The Impacts of Abuse and Neglect on Children; and Comparison of Different Placement Options: Evidence Review.
Research report (Great Britain. Department for Education) ; 663.
Wilkinson, Julie. Bowyer, Susannah.
Great Britain. Department for Education.
Published: March 2017
United Kingdom Department for Education
Piccadilly Gate Store Street
Manchester, M1 2WD, Tel: 0370 000 2288
Fax: 0161 600 1332

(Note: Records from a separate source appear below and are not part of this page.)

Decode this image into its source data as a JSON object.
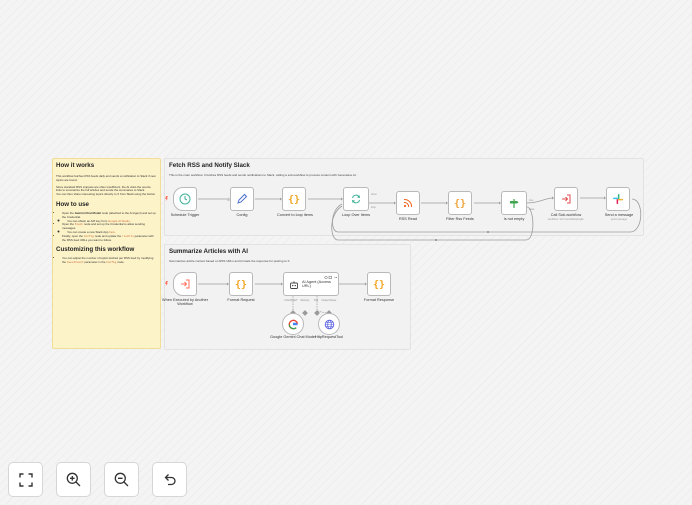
{
  "notes": {
    "how_it_works": {
      "title": "How it works",
      "p1": "This workflow fetches RSS feeds daily and sends a notification to Slack if new topics are found.",
      "p2": "Since standard RSS snippets are often insufficient, the AI visits the source links to summarize the full articles and sends the summaries to Slack.",
      "p3": "You can then share interesting topics directly to X from Slack using the button."
    },
    "how_to_use": {
      "title": "How to use",
      "b1_pre": "Open the ",
      "b1_bold": "Gemini Chat Model",
      "b1_post": " node (attached to the AI Agent) and set up the Credential.",
      "b1_sub_pre": "You can obtain an API key from ",
      "b1_sub_link": "Google AI Studio",
      "b1_sub_post": ".",
      "b2_pre": "Open the ",
      "b2_code": "Slack",
      "b2_post": " node and set up the Credential to allow sending messages.",
      "b2_sub_pre": "You can create a new Slack App ",
      "b2_sub_link": "here",
      "b2_sub_post": ".",
      "b3_pre": "Finally, open the ",
      "b3_code": "Config",
      "b3_mid": " node and update the ",
      "b3_code2": "rssUrls",
      "b3_post": " parameter with the RSS feed URLs you want to follow."
    },
    "customizing": {
      "title": "Customizing this workflow",
      "b1_pre": "You can adjust the number of topics fetched per RSS feed by modifying the ",
      "b1_code": "tweetCount",
      "b1_mid": " parameter in the ",
      "b1_code2": "Config",
      "b1_post": " node."
    }
  },
  "section_fetch": {
    "title": "Fetch RSS and Notify Slack",
    "desc": "This is the main workflow. It fetches RSS feeds and sends notifications to Slack, calling a sub-workflow to process content with Generative AI."
  },
  "section_summarize": {
    "title": "Summarize Articles with AI",
    "desc": "Summarizes article content based on RSS URLs and formats the response for posting to X."
  },
  "nodes": {
    "schedule": "Schedule Trigger",
    "config": "Config",
    "convert": "Convert to loop items",
    "loop": "Loop Over Items",
    "rss": "RSS Read",
    "filter": "Filter Rss Feeds",
    "notempty": "Is not empty",
    "callsub": "Call Sub-workflow",
    "callsub_sub": "workflow: 'rdsYnomcE9spbxgfe'",
    "slack": "Send a message",
    "slack_sub": "post:message",
    "when_exec": "When Executed by Another Workflow",
    "format_req": "Format Request",
    "agent": "AI Agent (Access URL)",
    "format_resp": "Format Response",
    "gemini": "Google Gemini Chat Model",
    "http_tool": "HttpRequestTool",
    "lbl_chat_model": "Chat Model*",
    "lbl_memory": "Memory",
    "lbl_tool": "Tool",
    "lbl_output_parser": "Output Parser",
    "lbl_done": "done",
    "lbl_loop": "loop",
    "lbl_true": "true",
    "lbl_false": "false"
  },
  "colors": {
    "accent": "#ff6d5a",
    "trigger_green": "#3fb29a",
    "code_orange": "#f2a622",
    "rss_orange": "#f26522",
    "filter_orange": "#f0a338",
    "if_green": "#41a54f",
    "callsub_red": "#e14d4d",
    "config_blue": "#4b6fcf",
    "http_blue": "#5a62e0"
  },
  "controls": {
    "fit": "fit-view-icon",
    "zoom_in": "zoom-in-icon",
    "zoom_out": "zoom-out-icon",
    "undo": "undo-icon"
  }
}
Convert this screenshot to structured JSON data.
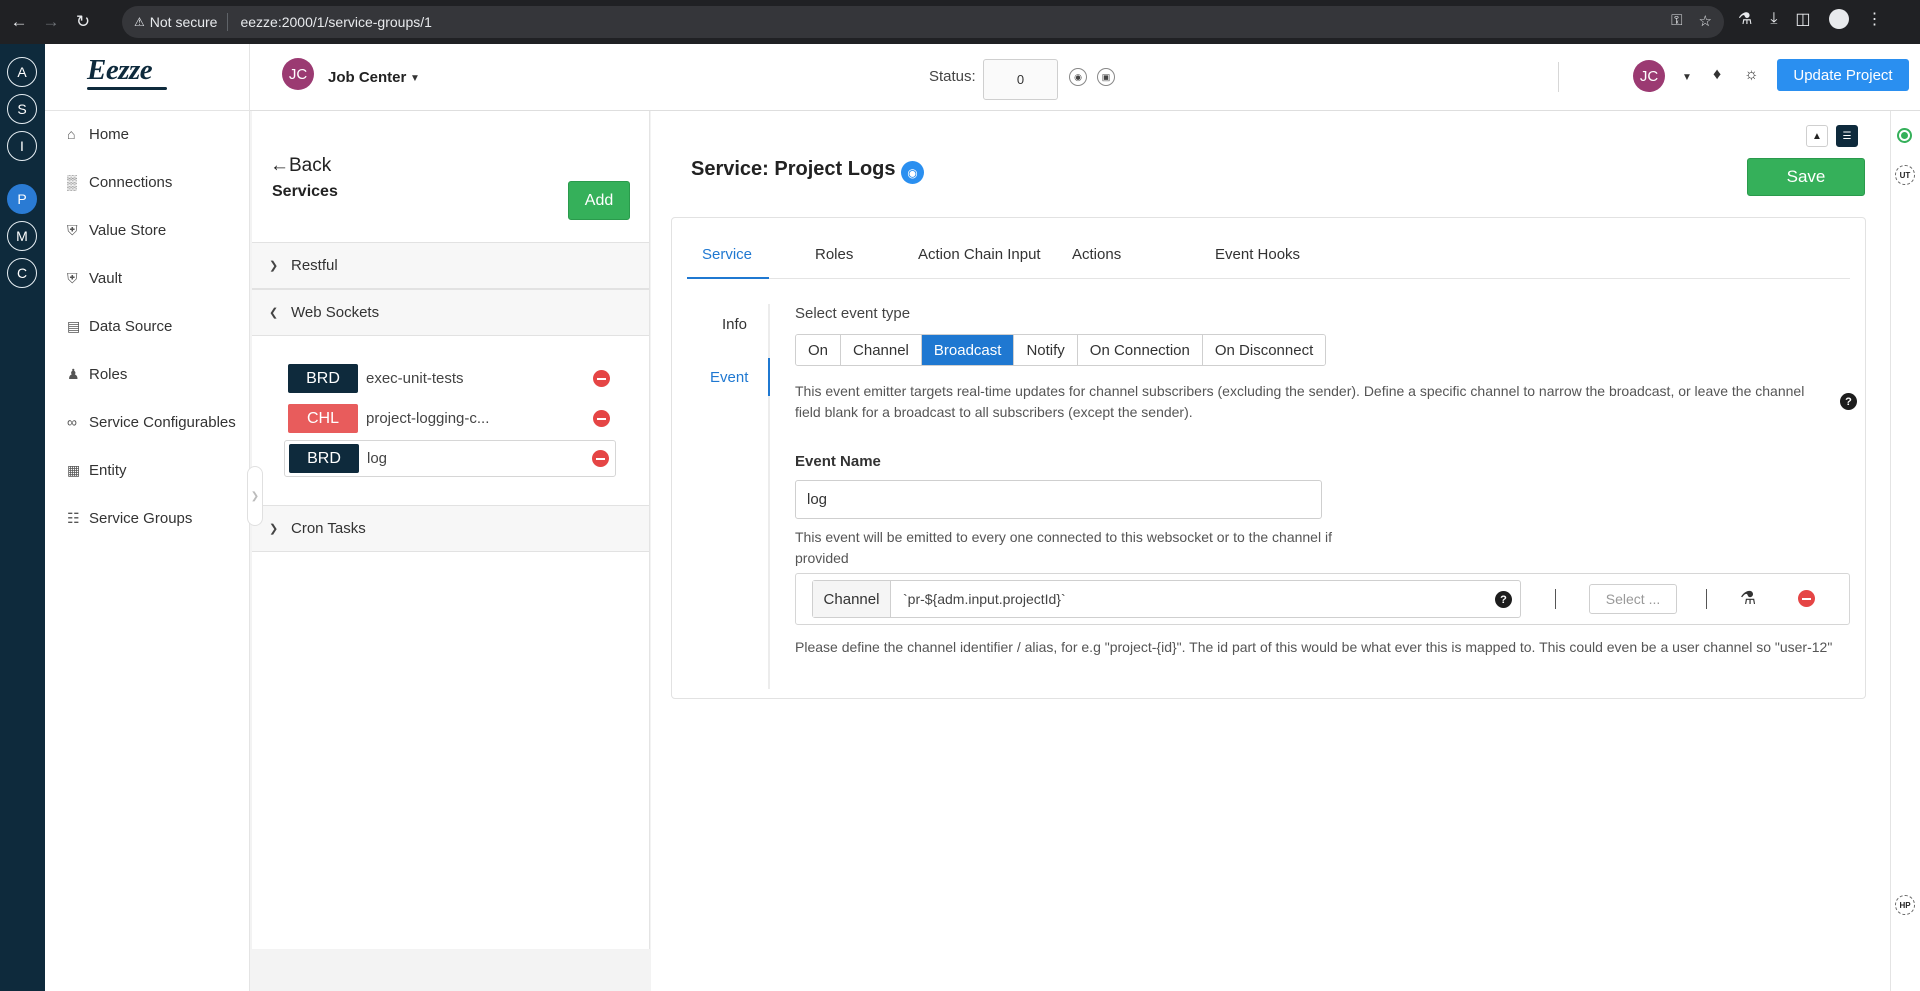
{
  "browser": {
    "not_secure": "Not secure",
    "url": "eezze:2000/1/service-groups/1"
  },
  "rail": [
    "A",
    "S",
    "I",
    "P",
    "M",
    "C"
  ],
  "logo": "Eezze",
  "sidebar": {
    "items": [
      {
        "label": "Home",
        "icon": "home-icon"
      },
      {
        "label": "Connections",
        "icon": "chart-icon"
      },
      {
        "label": "Value Store",
        "icon": "shield-icon"
      },
      {
        "label": "Vault",
        "icon": "shield-icon"
      },
      {
        "label": "Data Source",
        "icon": "database-icon"
      },
      {
        "label": "Roles",
        "icon": "users-icon"
      },
      {
        "label": "Service Configurables",
        "icon": "paperclip-icon"
      },
      {
        "label": "Entity",
        "icon": "table-icon"
      },
      {
        "label": "Service Groups",
        "icon": "grid-icon"
      }
    ]
  },
  "header": {
    "avatar_initials": "JC",
    "project_name": "Job Center",
    "status_label": "Status:",
    "status_value": "0",
    "user_initials": "JC",
    "update_button": "Update Project"
  },
  "services_panel": {
    "back_label": "Back",
    "title": "Services",
    "add_button": "Add",
    "groups": [
      {
        "label": "Restful",
        "expanded": false
      },
      {
        "label": "Web Sockets",
        "expanded": true
      },
      {
        "label": "Cron Tasks",
        "expanded": false
      }
    ],
    "items": [
      {
        "tag": "BRD",
        "name": "exec-unit-tests",
        "selected": false
      },
      {
        "tag": "CHL",
        "name": "project-logging-c...",
        "selected": false
      },
      {
        "tag": "BRD",
        "name": "log",
        "selected": true
      }
    ]
  },
  "main": {
    "title": "Service: Project Logs",
    "save_button": "Save",
    "tabs": [
      "Service",
      "Roles",
      "Action Chain Input",
      "Actions",
      "Event Hooks"
    ],
    "active_tab": "Service",
    "subnav": [
      "Info",
      "Event"
    ],
    "active_subnav": "Event",
    "event_type_label": "Select event type",
    "event_types": [
      "On",
      "Channel",
      "Broadcast",
      "Notify",
      "On Connection",
      "On Disconnect"
    ],
    "selected_event_type": "Broadcast",
    "event_description": "This event emitter targets real-time updates for channel subscribers (excluding the sender). Define a specific channel to narrow the broadcast, or leave the channel field blank for a broadcast to all subscribers (except the sender).",
    "event_name_label": "Event Name",
    "event_name_value": "log",
    "event_name_hint": "This event will be emitted to every one connected to this websocket or to the channel if provided",
    "channel_label": "Channel",
    "channel_value": "`pr-${adm.input.projectId}`",
    "select_placeholder": "Select ...",
    "channel_hint": "Please define the channel identifier / alias, for e.g \"project-{id}\". The id part of this would be what ever this is mapped to. This could even be a user channel so \"user-12\""
  },
  "right_strip": {
    "badge_top": "UT",
    "badge_bottom": "HP"
  },
  "colors": {
    "rail": "#0e2a3c",
    "primary": "#1f78d1",
    "success": "#35b05a",
    "danger": "#e54545",
    "chl_tag": "#e85c5c"
  }
}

This report explores the research evidence on the impacts of abuse and neglect on children and the outcomes of different child welfare placement options to inform judicial and local authority decision makers in the United Kingdom. The primary focus of the review is on key UK research from 2000 to 2016. Findings are reported that indicate: abuse and neglect have adverse impacts for most children, affecting in particular emotional, behavioral and mental well-being; neglect is the most prevalent form of maltreatment; providing earlier, effective, and holistic support to parents, whilst keeping the child's welfare in mind, can reduce the risk of maltreatment; where children are no longer able to remain safely with their parents, timely decisions about permanence are needed because the age of the child at entry to care has been consistently found to be associated with the stability of placements and children's well-being; the 'right' placement for individual children depends on a variety of factors and decision makers need to weigh up the pros and cons of the different permanence options to determine which placement will best meet children's needs; children who have been maltreated generally have better outcomes with regard to stability and well-being if they are placed in alternative care that can meet their needs, particularly if the issues relating to maltreatment have not been addressed; and adoption has a lower rate of disruption compared to special guardianship orders and child arrangements orders/residence orders. Recommendations for further research are made. 2 figures. 9 tables, and numerous references.
CHILD ABUSE; CHILD NEGLECT; NEGLECTED CHILDREN; CHILD WELFARE SERVICES; CHILD CARE SERVICES; CHILDREN AT RISK; RISK FACTORS; CHILD PLACEMENT; CHILD PROTECTION; EVIDENCE BASED PRACTICE; OUTCOMES; PROMISING PRACTICES; ENGLAND; adoption; Removing child from home